## WHAT TO PRODUCE:
In the data that follows, every line containing the word "JSON" should be returned.

## RECORDS TO PROCESS:
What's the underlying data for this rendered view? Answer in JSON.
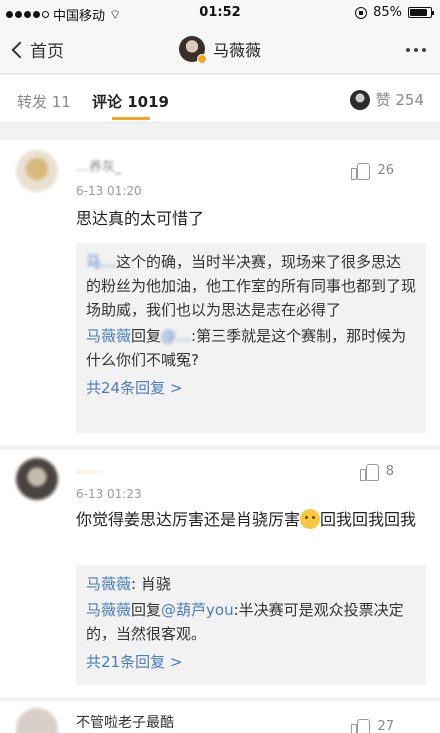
{
  "status_bar": {
    "carrier": "中国移动",
    "time": "01:52",
    "battery": "85%",
    "battery_level": 0.85
  },
  "nav": {
    "back_label": "首页",
    "title": "马薇薇"
  },
  "tabs": {
    "repost": "转发 11",
    "comment": "评论 1019",
    "like": "赞 254"
  },
  "comments": [
    {
      "name": "…养灰_",
      "time": "6-13 01:20",
      "likes": "26",
      "text": "思达真的太可惜了",
      "replies": [
        {
          "name": "马…",
          "text": "这个的确，当时半决赛，现场来了很多思达的粉丝为他加油，他工作室的所有同事也都到了现场助威，我们也以为思达是志在必得了"
        },
        {
          "name": "马薇薇",
          "mid": "回复",
          "mention": "@…",
          "text": ":第三季就是这个赛制，那时候为什么你们不喊冤?"
        }
      ],
      "more": "共24条回复 >"
    },
    {
      "name": "……",
      "time": "6-13 01:23",
      "likes": "8",
      "text_before": "你觉得姜思达厉害还是肖骁厉害",
      "text_after": "回我回我回我",
      "replies": [
        {
          "name": "马薇薇",
          "text": ": 肖骁"
        },
        {
          "name": "马薇薇",
          "mid": "回复",
          "mention": "@葫芦you",
          "text": ":半决赛可是观众投票决定的，当然很客观。"
        }
      ],
      "more": "共21条回复 >"
    },
    {
      "name": "不管啦老子最酷",
      "likes": "27"
    }
  ]
}
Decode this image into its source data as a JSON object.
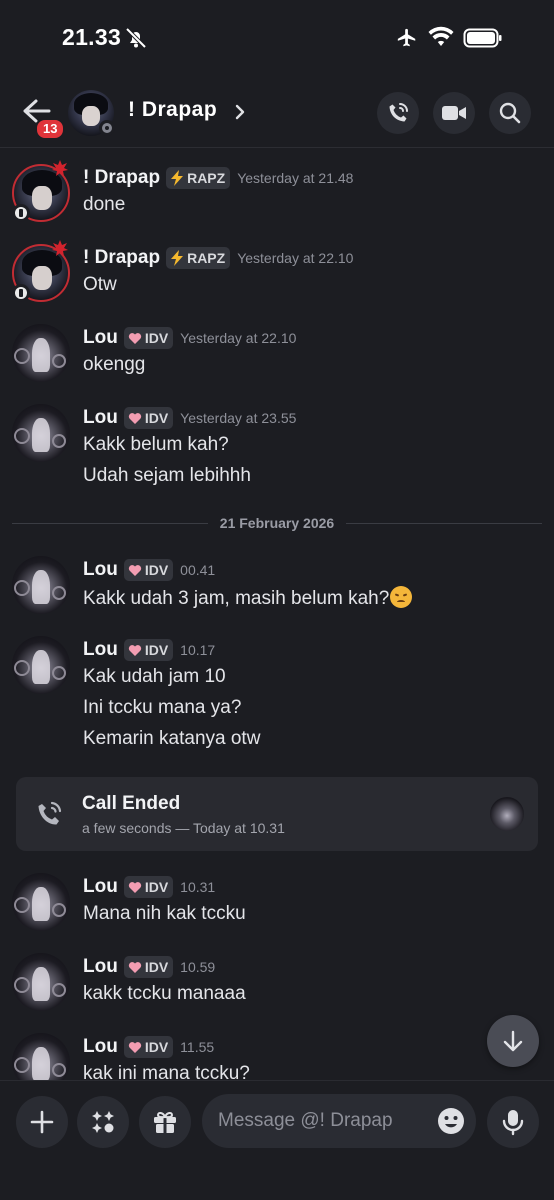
{
  "status_bar": {
    "time": "21.33"
  },
  "header": {
    "title": "! Drapap",
    "unread_count": "13"
  },
  "messages": [
    {
      "author": "! Drapap",
      "tag": "RAPZ",
      "tag_icon": "lightning-icon",
      "time": "Yesterday at 21.48",
      "lines": [
        "done"
      ]
    },
    {
      "author": "! Drapap",
      "tag": "RAPZ",
      "tag_icon": "lightning-icon",
      "time": "Yesterday at 22.10",
      "lines": [
        "Otw"
      ]
    },
    {
      "author": "Lou",
      "tag": "IDV",
      "tag_icon": "heart-icon",
      "time": "Yesterday at 22.10",
      "lines": [
        "okengg"
      ]
    },
    {
      "author": "Lou",
      "tag": "IDV",
      "tag_icon": "heart-icon",
      "time": "Yesterday at 23.55",
      "lines": [
        "Kakk belum kah?",
        "Udah sejam lebihhh"
      ]
    },
    {
      "author": "Lou",
      "tag": "IDV",
      "tag_icon": "heart-icon",
      "time": "00.41",
      "lines": [
        "Kakk udah 3 jam, masih belum kah?"
      ]
    },
    {
      "author": "Lou",
      "tag": "IDV",
      "tag_icon": "heart-icon",
      "time": "10.17",
      "lines": [
        "Kak udah jam 10",
        "Ini tccku mana ya?",
        "Kemarin katanya otw"
      ]
    },
    {
      "author": "Lou",
      "tag": "IDV",
      "tag_icon": "heart-icon",
      "time": "10.31",
      "lines": [
        "Mana nih kak tccku"
      ]
    },
    {
      "author": "Lou",
      "tag": "IDV",
      "tag_icon": "heart-icon",
      "time": "10.59",
      "lines": [
        "kakk tccku manaaa"
      ]
    },
    {
      "author": "Lou",
      "tag": "IDV",
      "tag_icon": "heart-icon",
      "time": "11.55",
      "lines": [
        "kak ini mana tccku?"
      ]
    }
  ],
  "date_divider": "21 February 2026",
  "call": {
    "title": "Call Ended",
    "subtitle": "a few seconds — Today at 10.31"
  },
  "composer": {
    "placeholder": "Message @! Drapap"
  },
  "colors": {
    "background": "#1c1d22",
    "badge": "#e0343a",
    "card": "#292a30",
    "tag_bg": "#33353c"
  }
}
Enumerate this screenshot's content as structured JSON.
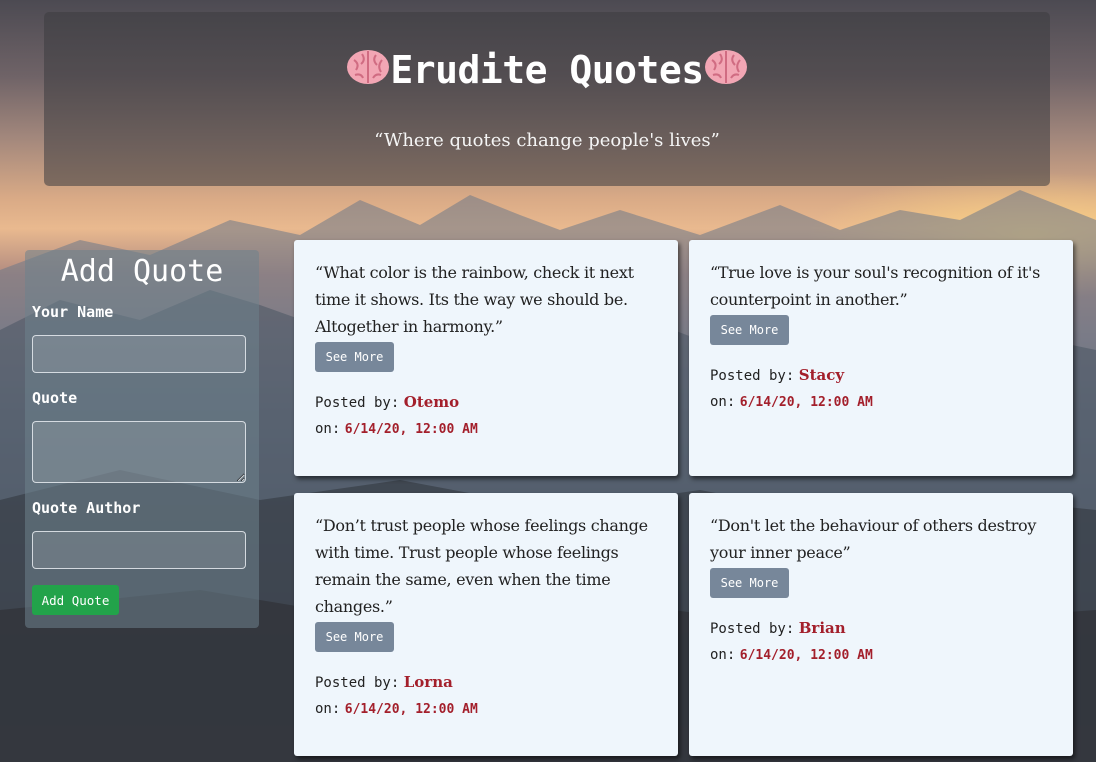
{
  "header": {
    "title": "Erudite Quotes",
    "tagline": "“Where quotes change people's lives”"
  },
  "form": {
    "title": "Add Quote",
    "name_label": "Your Name",
    "name_value": "",
    "quote_label": "Quote",
    "quote_value": "",
    "author_label": "Quote Author",
    "author_value": "",
    "submit_label": "Add Quote"
  },
  "labels": {
    "see_more": "See More",
    "posted_by": "Posted by:",
    "on": "on:"
  },
  "quotes": [
    {
      "text": "“What color is the rainbow, check it next time it shows. Its the way we should be. Altogether in harmony.”",
      "author": "Otemo",
      "date": "6/14/20, 12:00 AM"
    },
    {
      "text": "“True love is your soul's recognition of it's counterpoint in another.”",
      "author": "Stacy",
      "date": "6/14/20, 12:00 AM"
    },
    {
      "text": "“Don’t trust people whose feelings change with time. Trust people whose feelings remain the same, even when the time changes.”",
      "author": "Lorna",
      "date": "6/14/20, 12:00 AM"
    },
    {
      "text": "“Don't let the behaviour of others destroy your inner peace”",
      "author": "Brian",
      "date": "6/14/20, 12:00 AM"
    }
  ],
  "colors": {
    "accent_red": "#a31f2b",
    "button_green": "#22a34a",
    "button_gray": "#77879a",
    "card_bg": "#eff6fc"
  },
  "icons": {
    "brain": "brain-icon"
  }
}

## EXERCISE SOLUTION:
What's the underlying data for this rendered view? Answer in JSON.
Decode this image into its source data as a JSON object.
Enumerate this screenshot's content as structured JSON.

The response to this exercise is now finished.